Okley Gibbs

“Burst! We’ve got burst!” booms the supervisor, “Burst is at — just a sec — at 73,264 feet.”

It may evoke the image of a typical launch day’s hijinks at mission control or an official aerospace agency, but it was really just a scene played out in Iowa State’s Town Engineering on Feb. 8.

Students involved with the ISU portion of the Iowa Space Grant Consortium (ISGC), are helping out with project HABET, the High-Altitude Balloon Experiments in Technology, an engineering and science project which was started in 1993 by the Central Iowa Technical Society.

Originally designed to help amateur radio enthusiasts get a platform in the sky, (helping to reduce their need for multiple repeater units), HABET now resides in the academic world.

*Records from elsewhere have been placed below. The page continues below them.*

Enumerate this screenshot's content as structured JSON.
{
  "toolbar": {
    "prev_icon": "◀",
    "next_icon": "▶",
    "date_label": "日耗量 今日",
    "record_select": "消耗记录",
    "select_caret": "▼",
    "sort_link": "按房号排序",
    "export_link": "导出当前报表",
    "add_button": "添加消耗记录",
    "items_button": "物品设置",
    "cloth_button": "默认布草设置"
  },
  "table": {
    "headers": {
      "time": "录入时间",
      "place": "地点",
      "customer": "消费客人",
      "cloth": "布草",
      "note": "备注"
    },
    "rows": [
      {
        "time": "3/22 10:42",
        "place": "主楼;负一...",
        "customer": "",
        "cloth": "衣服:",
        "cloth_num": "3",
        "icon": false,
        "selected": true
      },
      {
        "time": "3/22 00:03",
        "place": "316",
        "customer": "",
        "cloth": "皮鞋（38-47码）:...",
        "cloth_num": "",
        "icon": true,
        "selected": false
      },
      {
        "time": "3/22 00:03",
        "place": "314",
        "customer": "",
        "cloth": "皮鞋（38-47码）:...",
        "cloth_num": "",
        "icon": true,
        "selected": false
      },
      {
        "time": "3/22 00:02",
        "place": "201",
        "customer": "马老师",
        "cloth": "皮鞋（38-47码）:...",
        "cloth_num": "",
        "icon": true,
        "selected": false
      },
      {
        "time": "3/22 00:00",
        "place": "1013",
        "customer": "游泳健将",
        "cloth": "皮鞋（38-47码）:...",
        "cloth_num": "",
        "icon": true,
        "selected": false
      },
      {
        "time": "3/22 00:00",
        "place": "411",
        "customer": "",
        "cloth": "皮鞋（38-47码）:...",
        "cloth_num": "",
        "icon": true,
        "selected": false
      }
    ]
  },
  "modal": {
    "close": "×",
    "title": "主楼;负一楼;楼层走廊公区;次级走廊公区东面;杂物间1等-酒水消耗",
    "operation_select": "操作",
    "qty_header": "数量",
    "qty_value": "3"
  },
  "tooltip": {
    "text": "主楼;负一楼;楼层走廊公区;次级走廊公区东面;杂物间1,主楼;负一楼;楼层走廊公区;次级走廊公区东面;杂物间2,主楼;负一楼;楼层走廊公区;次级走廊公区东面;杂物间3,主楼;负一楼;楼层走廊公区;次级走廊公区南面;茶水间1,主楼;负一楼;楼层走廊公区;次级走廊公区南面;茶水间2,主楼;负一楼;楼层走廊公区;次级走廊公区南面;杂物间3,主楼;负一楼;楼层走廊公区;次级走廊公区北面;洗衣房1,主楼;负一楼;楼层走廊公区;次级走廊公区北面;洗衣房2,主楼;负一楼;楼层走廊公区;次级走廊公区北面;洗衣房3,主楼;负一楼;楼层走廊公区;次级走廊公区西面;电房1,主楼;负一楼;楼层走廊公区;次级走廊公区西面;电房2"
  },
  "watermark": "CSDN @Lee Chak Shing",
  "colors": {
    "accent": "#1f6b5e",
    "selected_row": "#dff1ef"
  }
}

Barry Vanek, student director of the HABET project, said the thrust is now very engineering specific. The goal now, according to Vanek, “is to support the performance of science experiments in near space.”

The two scientific payloads planned for the near future include a joint effort with the University of Iowa to probe the troposphere for aerosol contaminants and the “in situ” testing of two mil, which is two thousandths of an inch thick, thin-film solar cells. “In situ” was primarily developed by Frank Jeffrey, a researcher at ISU/Ames Lab’s Microelectronics Research Center.

According to Vanek, the latest mission, which is the 14th mission for the HABET group, was intended primarily “to assess the performance of the new, ‘stripped-down’ basic payload. The payload is a toaster-sized assortment of electronic cards which monitor the pressure and temperature of the surrounding atmosphere.

The operating conditions of any additional payload, and the balloon’s position and altitude via the GPS satellite locating service, continuously transmit the information to the command center in Town Engineering.

At the launch, John Basart, professor of electrical engineering and campus coordinator for ISGC, explained how the flight works.

“The neat thing about using the balloon is that you get a nice smooth ascent so the instrumentation can send back continuous data that you can use,” Basart said.

“The balloon rises until the pressure inside the balloon is greater than the pressure outside, and then it expands until eventually the stress in the balloon material causes it to break. Then when it falls back to the earth, its motion is all helter-skelter, even after the parachute opens, so the data received isn’t as good.”

Bill Byrd, ISGC director, said he and ISU initially got involved with HABET “because we wanted to build spacecraft.”

In August of 1995, another ISU ISGC project flew a microgravity experiment aboard the Space Shuttle Endeavor.

But frequent flights into “not-so-near” space proves to be quite a financial strain. But in contrast, Byrd said, “a high-altitude balloon flight costs around $400, and you can learn similar things using balloon-bourne experiments.”

For the students involved, HABET provides an uncommon opportunity to make use of concepts and techniques they’re learning in class, and to get some exciting experience with real-world applications.

Joel Hagen, a senior in electrical and computer engineering, works to help design and maintain the payload.

He also plays a large role in receiving and monitoring the telemetry data and ensuring the successful operation of the digital receiver equipment, as well as helping to engineer the uplink and downlink antennas installed on the roof of Town Engineering.

Freshman Brian Karstens and sophomore Adam Frederick, both students in meteorology, have the opportunity to use some of the basic physics they’ve learned in class, as well as meteorological concepts.

Karstens said even though he is just in his first year, he “gets to use things he’s already learned about wind patterns and the jet stream” to do his job with HABET.

With the aim of having four or five flights per year, ISU’s student-flight operations specialists have plenty of continued opportunity to create more exciting experience.